Originally Posted by keavze
now back to 'business'...
what's the difference or how will the car be affected if you use a hard spring with thin shock oil or soft spring with thick oil?
example: 1.8mm spring with 300oil vs 1.4mm spring with 700oil.
The oil determines how fast the shock shaft moves, this is also referred to as dampening. If low dampening is desired you would use a lower weight oil to facilitate a higher speed. To raise the dampening (slow the speed) you would need to use a heavier weight oil.
Pistons control what speed the oil flows from the lower chamber of the shock to upper chamber and visa-versa. A larger hole, more holes, or a combination of both in the piston will give a faster flow which will give a higher shaft speed (lower dampening), smaller holes or less holes in turn will slow down the shaft (higher dampening). This is effectively the same as using lighter or thicker oil but there are less concerns about oil contamination (two different oil weights being mixed).
The shock dampening should be tuned to the fastest movement that the shock shaft will encounter. This is done to allow the shock to have consistent and quick reaction without causing a back-up in the transition of the oil between the chambers (see piston hydrodynamics). If a back-up occurs the dampening will have a negative effect on handling of the vehicle because it will not allow the spring to start and complete itıs job effectively.
If the dampening is to high the shock will act as a secondary spring or spring bumper which will not allow the vehicle to transition through rapid changes in direction easily. Over dampening will smooth out the ride of a vehicle over minor bumps by making them almost invisible to the springs. Major bumps will cause the vehicle to become unstable. The major of concern of over dampening is that the car will become sluggish through chicanes and in avoidance maneuvers.
If the dampening is to low the shock will not be able to control the spring causing the car to oscillate (bounce continuously) causing a loss of grip over any bump. Transitions in a low dampening situation will be extremely quick, most of the time too quick. The main concern of this situation is that the car becomes extremely unstable under any situation. The one thing that an under dampened situation helps, is that it is able to absorb large bumps with ease.
It is better for the car to be over dampened than under dampened because an unstable car is uncontrollable. The optimum dampening should be just enough to stop the spring from oscillating.
The job of the spring is to hold the weight of the vehicle above the ground and control the movement of the suspension.
The stiffness determines how much force is required to compress the spring.
A higher stiffness will require m ore weight to compress the spring than one with a lower stiffness.
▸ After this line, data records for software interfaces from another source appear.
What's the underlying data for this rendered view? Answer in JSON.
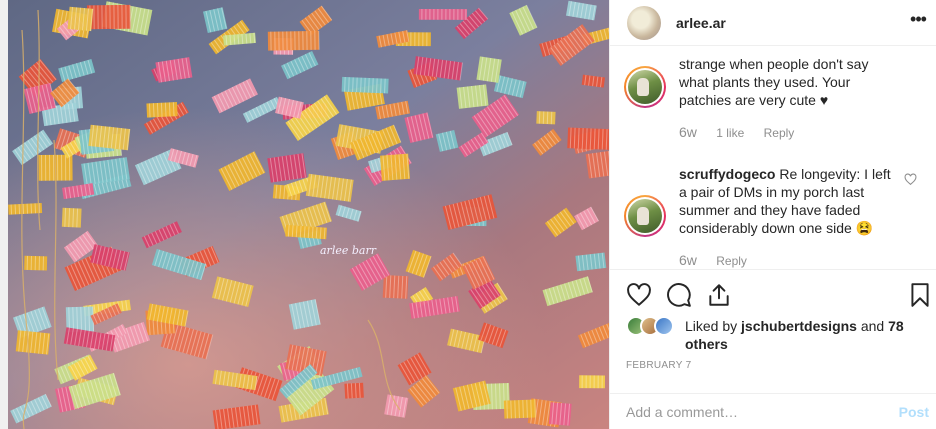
{
  "post": {
    "username": "arlee.ar",
    "more_icon": "more-horizontal-icon",
    "image_watermark": "arlee barr"
  },
  "comments": [
    {
      "text": "strange when people don't say what plants they used. Your patchies are very cute ♥",
      "age": "6w",
      "likes": "1 like",
      "reply": "Reply"
    },
    {
      "user": "scruffydogeco",
      "text": " Re longevity: I left a pair of DMs in my porch last summer and they have faded considerably down one side 😫",
      "age": "6w",
      "reply": "Reply"
    }
  ],
  "actions": {
    "like_icon": "heart-icon",
    "comment_icon": "comment-bubble-icon",
    "share_icon": "share-icon",
    "save_icon": "bookmark-icon"
  },
  "likes": {
    "prefix": "Liked by ",
    "user": "jschubertdesigns",
    "middle": " and ",
    "others": "78 others"
  },
  "date": "FEBRUARY 7",
  "add_comment": {
    "placeholder": "Add a comment…",
    "post_label": "Post"
  },
  "colors": {
    "link_disabled": "#b2dffc",
    "muted": "#8e8e8e",
    "text": "#262626"
  }
}
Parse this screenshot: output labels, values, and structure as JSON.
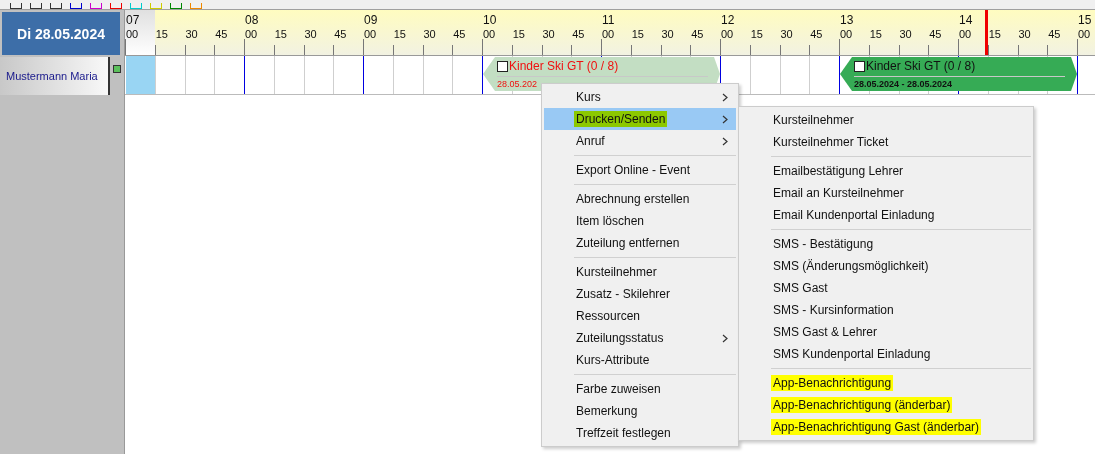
{
  "date_header": {
    "label": "Di 28.05.2024"
  },
  "resources": [
    {
      "name": "Mustermann Maria",
      "selected": true
    }
  ],
  "timeline": {
    "hours": [
      {
        "label": "07",
        "quarters": [
          "00",
          "15",
          "30",
          "45"
        ]
      },
      {
        "label": "08",
        "quarters": [
          "00",
          "15",
          "30",
          "45"
        ]
      },
      {
        "label": "09",
        "quarters": [
          "00",
          "15",
          "30",
          "45"
        ]
      },
      {
        "label": "10",
        "quarters": [
          "00",
          "15",
          "30",
          "45"
        ]
      },
      {
        "label": "11",
        "quarters": [
          "00",
          "15",
          "30",
          "45"
        ]
      },
      {
        "label": "12",
        "quarters": [
          "00",
          "15",
          "30",
          "45"
        ]
      },
      {
        "label": "13",
        "quarters": [
          "00",
          "15",
          "30",
          "45"
        ]
      },
      {
        "label": "14",
        "quarters": [
          "00",
          "15",
          "30",
          "45"
        ]
      },
      {
        "label": "15",
        "quarters": [
          "00"
        ]
      }
    ]
  },
  "events": [
    {
      "title": "Kinder Ski GT (0 / 8)",
      "dates": "28.05.202",
      "checked": false,
      "selected": true
    },
    {
      "title": "Kinder Ski GT (0 / 8)",
      "dates": "28.05.2024 - 28.05.2024",
      "checked": false,
      "selected": false
    }
  ],
  "context_menu": {
    "items": [
      {
        "kind": "item",
        "label": "Kurs",
        "submenu": true,
        "selected": false
      },
      {
        "kind": "item",
        "label": "Drucken/Senden",
        "submenu": true,
        "selected": true,
        "color": "#8cc800"
      },
      {
        "kind": "item",
        "label": "Anruf",
        "submenu": true,
        "selected": false
      },
      {
        "kind": "separator"
      },
      {
        "kind": "item",
        "label": "Export Online - Event",
        "submenu": false,
        "selected": false
      },
      {
        "kind": "separator"
      },
      {
        "kind": "item",
        "label": "Abrechnung erstellen",
        "submenu": false,
        "selected": false
      },
      {
        "kind": "item",
        "label": "Item löschen",
        "submenu": false,
        "selected": false
      },
      {
        "kind": "item",
        "label": "Zuteilung entfernen",
        "submenu": false,
        "selected": false
      },
      {
        "kind": "separator"
      },
      {
        "kind": "item",
        "label": "Kursteilnehmer",
        "submenu": false,
        "selected": false
      },
      {
        "kind": "item",
        "label": "Zusatz - Skilehrer",
        "submenu": false,
        "selected": false
      },
      {
        "kind": "item",
        "label": "Ressourcen",
        "submenu": false,
        "selected": false
      },
      {
        "kind": "item",
        "label": "Zuteilungsstatus",
        "submenu": true,
        "selected": false
      },
      {
        "kind": "item",
        "label": "Kurs-Attribute",
        "submenu": false,
        "selected": false
      },
      {
        "kind": "separator"
      },
      {
        "kind": "item",
        "label": "Farbe zuweisen",
        "submenu": false,
        "selected": false
      },
      {
        "kind": "item",
        "label": "Bemerkung",
        "submenu": false,
        "selected": false
      },
      {
        "kind": "item",
        "label": "Treffzeit festlegen",
        "submenu": false,
        "selected": false
      }
    ]
  },
  "submenu": {
    "items": [
      {
        "kind": "item",
        "label": "Kursteilnehmer"
      },
      {
        "kind": "item",
        "label": "Kursteilnehmer Ticket"
      },
      {
        "kind": "separator"
      },
      {
        "kind": "item",
        "label": "Emailbestätigung Lehrer"
      },
      {
        "kind": "item",
        "label": "Email an Kursteilnehmer"
      },
      {
        "kind": "item",
        "label": "Email Kundenportal Einladung"
      },
      {
        "kind": "separator"
      },
      {
        "kind": "item",
        "label": "SMS - Bestätigung"
      },
      {
        "kind": "item",
        "label": "SMS (Änderungsmöglichkeit)"
      },
      {
        "kind": "item",
        "label": "SMS Gast"
      },
      {
        "kind": "item",
        "label": "SMS - Kursinformation"
      },
      {
        "kind": "item",
        "label": "SMS Gast & Lehrer"
      },
      {
        "kind": "item",
        "label": "SMS Kundenportal Einladung"
      },
      {
        "kind": "separator"
      },
      {
        "kind": "item",
        "label": "App-Benachrichtigung",
        "color": "#ffff00"
      },
      {
        "kind": "item",
        "label": "App-Benachrichtigung (änderbar)",
        "color": "#ffff00"
      },
      {
        "kind": "item",
        "label": "App-Benachrichtigung Gast (änderbar)",
        "color": "#ffff00"
      }
    ]
  }
}
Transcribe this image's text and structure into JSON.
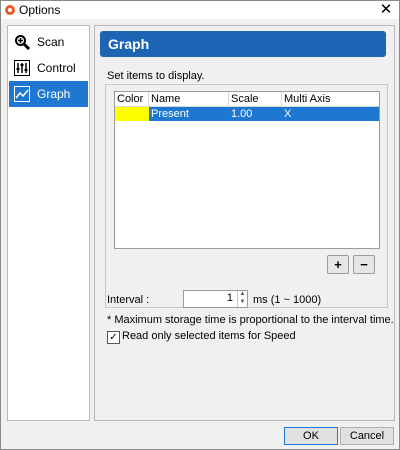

The stiffness of a spring has a tremendous affect on how a vehicle will respond to the surfaces that it travels across and how the tires will react.
Since shocks control the spring and springs control the car, the relationship is fairly simple. The dampening is there to keep the car from oscillating (or bouncing) which reduces the contact of the tires to the road. It is essential to match the shock oil with the particular stiffness of spring that is to be used. If this is not accomplished the car will either be over or under dampened. To find the optimum you must make sure that the car can traverse bumps in the track without oscillating continuously after the initial bump. If an oscillation occurs, the spring that you are using is too stiff or your dampening is too low. A car that is set-up correctly should have no oscillation yet have a very quick reacting suspension.